treated with stem cells taken from their own skin or blood in a breakthrough
that could save thousands of lives and cut transplant waiting lists.
Researchers have found a way to cheaply produce millions of the cells that can
be injected into the organ and help regenerate it.
"The technique involves converting skin and blood cells back to their original
stem cell state and then into liver cells. These were then injected into a liver
with cirrhosis," reports the journal Science Translational Medicine.
More than a tenth of the stem cells - the most basic form of cell that can
convert into any other cell - grafted on to the liver and started working
without any significant side-effects, according to the Telegraph.
The advantage of using stem cells taken from skin or blood - known as induced-pluripotent
stem cells (iPSC) - is that they are cheap and can be multiplied easily in the
Because they are from the patient there is also less danger of the body having a
reaction to it. The only other source of stem cells at the moment is from
embryos and this is fraught with ethical issues.
"Our findings provide a foundation for producing functional liver cells for
patients who suffer liver diseases and are in need of transplantation," said
Prof Yoon-Young Jang, at Johns Hopkins Kimmel Cancer Center, in Maryland.
"Although the liver can regenerate in the body, end-stage liver failure caused

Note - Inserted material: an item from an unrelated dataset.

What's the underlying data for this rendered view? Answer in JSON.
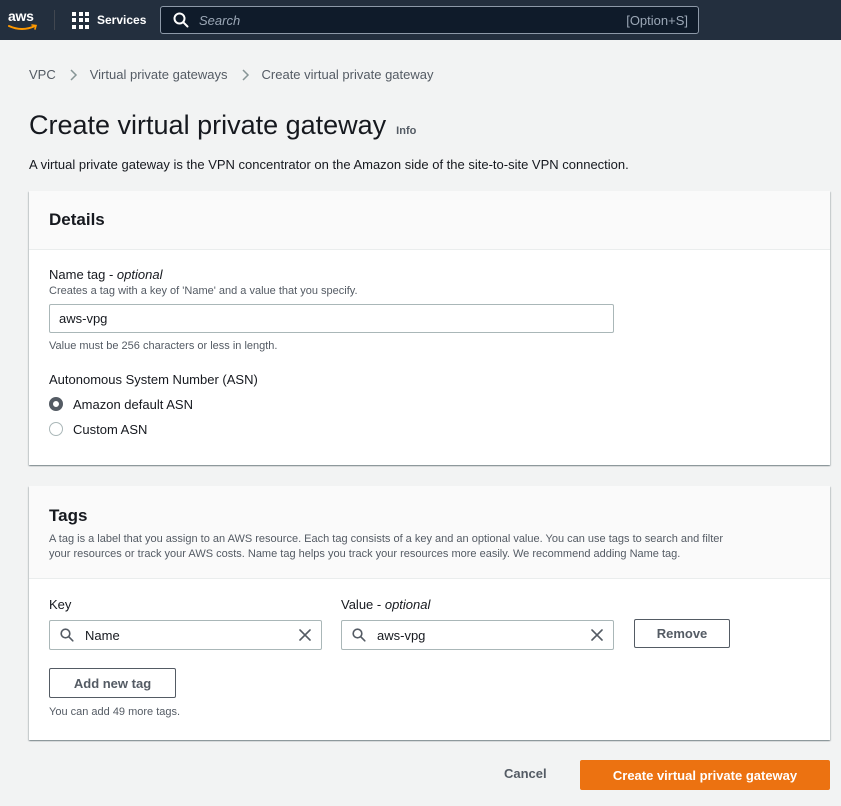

by diseases like cirrhosis and cancers eventually destroy the liver's
regenerative ability," Jang says.